Instructions to follow:
Look through the records and report how many lines include the word "label", with no other words.

Input data:
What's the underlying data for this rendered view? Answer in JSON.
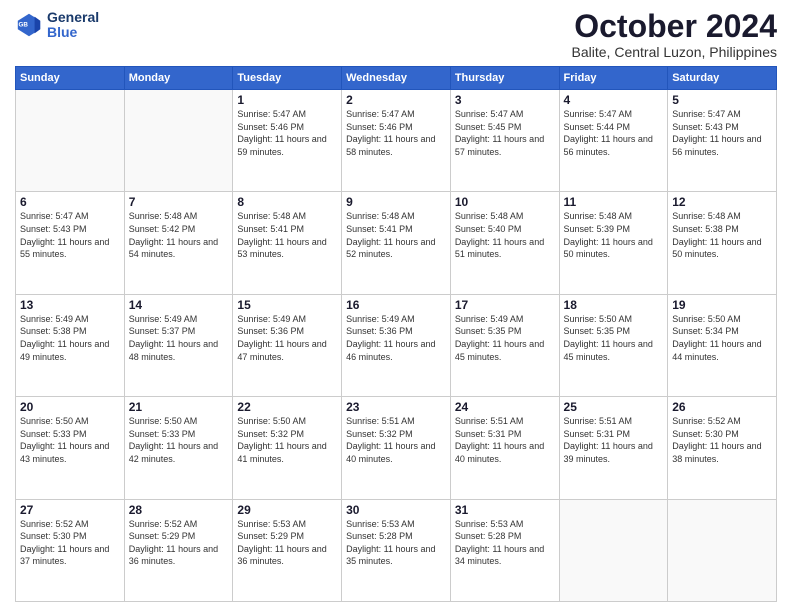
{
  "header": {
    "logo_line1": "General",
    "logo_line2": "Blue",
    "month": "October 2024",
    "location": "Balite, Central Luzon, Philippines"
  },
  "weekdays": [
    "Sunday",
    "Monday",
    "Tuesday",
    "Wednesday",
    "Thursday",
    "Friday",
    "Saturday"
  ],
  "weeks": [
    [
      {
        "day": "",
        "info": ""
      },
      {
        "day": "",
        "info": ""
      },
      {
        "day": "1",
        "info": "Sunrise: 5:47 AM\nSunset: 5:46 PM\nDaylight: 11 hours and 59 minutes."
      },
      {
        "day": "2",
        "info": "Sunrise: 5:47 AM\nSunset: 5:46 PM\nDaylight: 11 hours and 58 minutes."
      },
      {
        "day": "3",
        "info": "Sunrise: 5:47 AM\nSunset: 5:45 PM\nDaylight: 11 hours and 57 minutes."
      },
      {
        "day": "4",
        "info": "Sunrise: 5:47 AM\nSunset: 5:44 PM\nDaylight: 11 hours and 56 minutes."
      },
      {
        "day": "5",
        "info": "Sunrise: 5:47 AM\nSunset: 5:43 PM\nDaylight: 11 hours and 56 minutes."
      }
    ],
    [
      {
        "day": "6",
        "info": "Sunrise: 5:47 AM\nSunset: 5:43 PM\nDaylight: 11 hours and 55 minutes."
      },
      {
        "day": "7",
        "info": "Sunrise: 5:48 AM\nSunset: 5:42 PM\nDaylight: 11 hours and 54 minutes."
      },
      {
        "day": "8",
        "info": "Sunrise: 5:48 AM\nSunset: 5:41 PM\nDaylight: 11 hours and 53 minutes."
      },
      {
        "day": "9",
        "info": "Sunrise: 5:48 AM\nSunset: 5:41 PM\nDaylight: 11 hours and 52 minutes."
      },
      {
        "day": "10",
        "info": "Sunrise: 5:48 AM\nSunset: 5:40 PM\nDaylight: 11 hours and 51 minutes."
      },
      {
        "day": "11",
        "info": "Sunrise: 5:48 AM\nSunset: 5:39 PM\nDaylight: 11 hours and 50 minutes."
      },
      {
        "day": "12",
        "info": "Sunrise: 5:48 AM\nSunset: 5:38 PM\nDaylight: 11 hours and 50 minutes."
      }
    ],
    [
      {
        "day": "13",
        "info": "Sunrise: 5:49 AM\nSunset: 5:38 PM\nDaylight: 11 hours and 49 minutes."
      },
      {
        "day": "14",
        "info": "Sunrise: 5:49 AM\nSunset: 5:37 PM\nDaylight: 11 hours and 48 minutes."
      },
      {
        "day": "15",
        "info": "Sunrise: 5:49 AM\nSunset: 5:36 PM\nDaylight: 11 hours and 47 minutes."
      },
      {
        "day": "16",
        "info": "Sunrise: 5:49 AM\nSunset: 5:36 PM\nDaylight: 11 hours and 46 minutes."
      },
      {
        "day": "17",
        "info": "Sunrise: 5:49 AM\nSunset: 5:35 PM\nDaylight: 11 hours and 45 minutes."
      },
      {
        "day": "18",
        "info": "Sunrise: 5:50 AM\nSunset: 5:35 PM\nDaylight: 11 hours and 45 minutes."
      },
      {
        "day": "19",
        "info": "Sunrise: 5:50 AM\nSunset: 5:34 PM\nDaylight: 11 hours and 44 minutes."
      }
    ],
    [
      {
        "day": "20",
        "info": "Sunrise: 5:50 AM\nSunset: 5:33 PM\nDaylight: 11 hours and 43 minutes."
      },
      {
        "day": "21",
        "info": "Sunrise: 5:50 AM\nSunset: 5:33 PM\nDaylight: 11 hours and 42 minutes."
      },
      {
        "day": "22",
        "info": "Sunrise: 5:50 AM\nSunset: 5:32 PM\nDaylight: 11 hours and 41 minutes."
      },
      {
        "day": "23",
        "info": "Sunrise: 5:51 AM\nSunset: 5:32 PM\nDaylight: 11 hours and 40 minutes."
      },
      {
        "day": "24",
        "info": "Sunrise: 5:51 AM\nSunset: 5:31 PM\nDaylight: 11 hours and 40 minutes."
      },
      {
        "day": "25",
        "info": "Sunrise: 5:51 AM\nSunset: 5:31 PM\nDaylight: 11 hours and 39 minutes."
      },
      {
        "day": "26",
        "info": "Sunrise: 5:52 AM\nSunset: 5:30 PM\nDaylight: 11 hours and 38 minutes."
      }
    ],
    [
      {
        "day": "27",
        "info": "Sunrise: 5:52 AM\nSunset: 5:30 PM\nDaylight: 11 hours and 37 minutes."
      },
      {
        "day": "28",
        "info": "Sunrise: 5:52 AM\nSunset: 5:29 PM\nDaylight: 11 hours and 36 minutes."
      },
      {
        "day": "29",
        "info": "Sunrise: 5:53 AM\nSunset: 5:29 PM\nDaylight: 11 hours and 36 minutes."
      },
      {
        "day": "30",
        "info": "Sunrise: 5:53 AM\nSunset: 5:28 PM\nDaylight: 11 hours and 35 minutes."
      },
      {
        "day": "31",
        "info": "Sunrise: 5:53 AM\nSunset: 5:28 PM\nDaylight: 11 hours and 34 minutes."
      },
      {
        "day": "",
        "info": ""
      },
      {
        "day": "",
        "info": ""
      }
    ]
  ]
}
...
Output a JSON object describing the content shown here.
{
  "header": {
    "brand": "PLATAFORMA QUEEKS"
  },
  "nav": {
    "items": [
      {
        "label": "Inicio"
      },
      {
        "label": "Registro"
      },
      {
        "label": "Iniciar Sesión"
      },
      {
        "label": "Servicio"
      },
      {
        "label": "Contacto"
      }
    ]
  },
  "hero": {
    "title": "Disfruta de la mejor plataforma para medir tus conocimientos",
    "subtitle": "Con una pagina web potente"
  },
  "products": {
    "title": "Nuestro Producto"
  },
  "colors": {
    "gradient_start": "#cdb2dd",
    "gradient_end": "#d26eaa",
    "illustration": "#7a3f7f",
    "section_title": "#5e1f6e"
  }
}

Task solution:
5